Get Alert
Please Wait... Processing your request... Please Wait.
You must sign in to sign-up for alerts.

Please confirm that your email address is correct, so you can successfully receive this alert.

Article   |    
Am J Psychiatry 1964;120:974-979.
View Author and Article Information

Consultant and staff member, Calif. Medical Facility, Vacaville, Calif.

Superintendent, Calif. Medical Facility, Vacaville, Calif.

text A A A
PDF of the full text article.

The medical objective in the psychiatric treatment of the incarcerated felon is to cure him of his psychological and social tactics that eventuate in loss of his behavioral options and then loss of control over his social stimuli and responses; or, if you will, the relearning of how to use previously unpracticed social options for initiating or responding to conversations provides the inmate with a measure of social control previously not available to him.Two of the major advantages the so-called antisocial person gives up on cure are, 1. Playing "cops and robbers" with its attendant gratifications, and 2. The use of "go-directly-to-jail" to solve external or internal life stresses.

Abstract Teaser
Figures in this Article
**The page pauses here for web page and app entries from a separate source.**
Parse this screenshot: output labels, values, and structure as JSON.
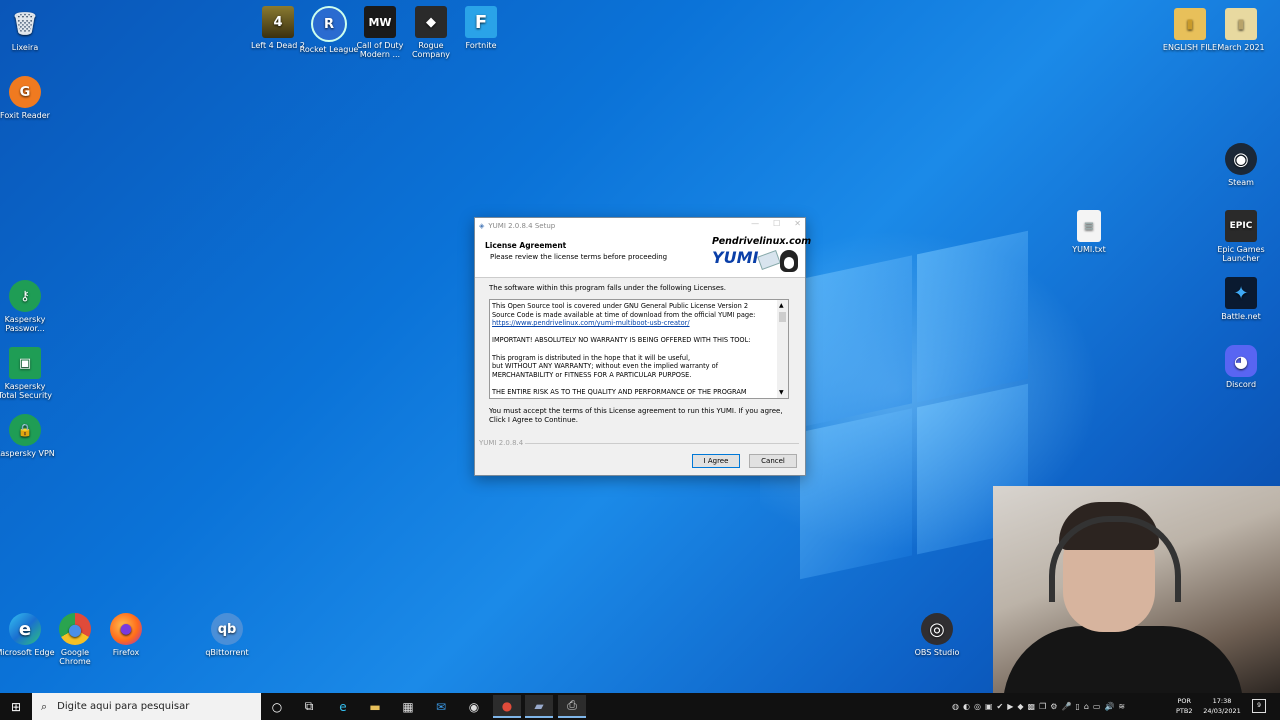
{
  "desktop": {
    "icons": [
      {
        "label": "Lixeira",
        "glyph": "🗑",
        "color": "#cfd8e0"
      },
      {
        "label": "Foxit Reader",
        "glyph": "G",
        "color": "#f07a20"
      },
      {
        "label": "Kaspersky Passwor...",
        "glyph": "⚷",
        "color": "#1f9d55"
      },
      {
        "label": "Kaspersky Total Security",
        "glyph": "▣",
        "color": "#1f9d55"
      },
      {
        "label": "Kaspersky VPN",
        "glyph": "🔒",
        "color": "#1f9d55"
      },
      {
        "label": "Microsoft Edge",
        "glyph": "e",
        "color": "#1f8ed6"
      },
      {
        "label": "Google Chrome",
        "glyph": "●",
        "color": "#e04b3a"
      },
      {
        "label": "Firefox",
        "glyph": "●",
        "color": "#ff7a1a"
      },
      {
        "label": "qBittorrent",
        "glyph": "qb",
        "color": "#4a8fd8"
      },
      {
        "label": "Left 4 Dead 2",
        "glyph": "4",
        "color": "#6b5a20"
      },
      {
        "label": "Rocket League",
        "glyph": "R",
        "color": "#2a6bd0"
      },
      {
        "label": "Call of Duty Modern ...",
        "glyph": "MW",
        "color": "#1a1a1a"
      },
      {
        "label": "Rogue Company",
        "glyph": "◆",
        "color": "#2a2a2a"
      },
      {
        "label": "Fortnite",
        "glyph": "F",
        "color": "#2aa3e8"
      },
      {
        "label": "ENGLISH FILE",
        "glyph": "▮",
        "color": "#e8c05a"
      },
      {
        "label": "March 2021",
        "glyph": "▮",
        "color": "#e8d9a0"
      },
      {
        "label": "Steam",
        "glyph": "◉",
        "color": "#1b2838"
      },
      {
        "label": "YUMI.txt",
        "glyph": "≡",
        "color": "#f4f4f4"
      },
      {
        "label": "Epic Games Launcher",
        "glyph": "EPIC",
        "color": "#2a2a2a"
      },
      {
        "label": "Battle.net",
        "glyph": "✦",
        "color": "#0a1a30"
      },
      {
        "label": "Discord",
        "glyph": "◕",
        "color": "#5865f2"
      },
      {
        "label": "OBS Studio",
        "glyph": "◎",
        "color": "#302e31"
      }
    ]
  },
  "dialog": {
    "title": "YUMI 2.0.8.4 Setup",
    "header_title": "License Agreement",
    "header_subtitle": "Please review the license terms before proceeding",
    "brand": "Pendrivelinux.com",
    "logo": "YUMI",
    "intro": "The software within this program falls under the following Licenses.",
    "license_lines": [
      "This Open Source tool is covered under GNU General Public License Version 2",
      "Source Code is made available at time of download from the official YUMI page:"
    ],
    "license_link": "https://www.pendrivelinux.com/yumi-multiboot-usb-creator/",
    "warranty": "IMPORTANT! ABSOLUTELY NO WARRANTY IS BEING OFFERED WITH THIS TOOL:",
    "distributed": "This program is distributed in the hope that it will be useful,",
    "without": "but WITHOUT ANY WARRANTY; without even the implied warranty of",
    "merch": "MERCHANTABILITY or FITNESS FOR A PARTICULAR PURPOSE.",
    "risk": "THE ENTIRE RISK AS TO THE QUALITY AND PERFORMANCE OF THE PROGRAM",
    "accept_text": "You must accept the terms of this License agreement to run this YUMI. If you agree, Click I Agree to Continue.",
    "version": "YUMI 2.0.8.4",
    "agree_label": "I Agree",
    "cancel_label": "Cancel"
  },
  "taskbar": {
    "search_placeholder": "Digite aqui para pesquisar",
    "lang_top": "POR",
    "lang_bottom": "PTB2",
    "time": "17:38",
    "date": "24/03/2021",
    "notifications": "9"
  }
}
Your Session has timed out. Please sign back in to continue.
Sign In Your Session has timed out. Please sign back in to continue.
Sign In to Access Full Content
Sign in via Athens (What is this?)
Athens is a service for single sign-on which enables access to all of an institution's subscriptions on- or off-site.
Not a subscriber?

Subscribe Now/Learn More

PsychiatryOnline subscription options offer access to the DSM-5 library, books, journals, CME, and patient resources. This all-in-one virtual library provides psychiatrists and mental health professionals with key resources for diagnosis, treatment, research, and professional development.

Need more help? PsychiatryOnline Customer Service may be reached by emailing PsychiatryOnline@psych.org or by calling 800-368-5777 (in the U.S.) or 703-907-7322 (outside the U.S.).




CME Activity

There is currently no quiz available for this resource. Please click here to go to the CME page to find another.
Submit a Comments
Please read the other comments before you post yours. Contributors must reveal any conflict of interest.
Comments are moderated and will appear on the site at the discertion of APA editorial staff.

* = Required Field
(if multiple authors, separate names by comma)
Example: John Doe

Web of Science® Times Cited: 10

Related Content
Topic Collections
Psychiatric News
PubMed Articles
Bacterial diseases of the skin. J Long Term Eff Med Implants 2005;15(5):499-510.
[Treatment of fingertips]. Oper Orthop Traumatol 2011;23(3):174-83.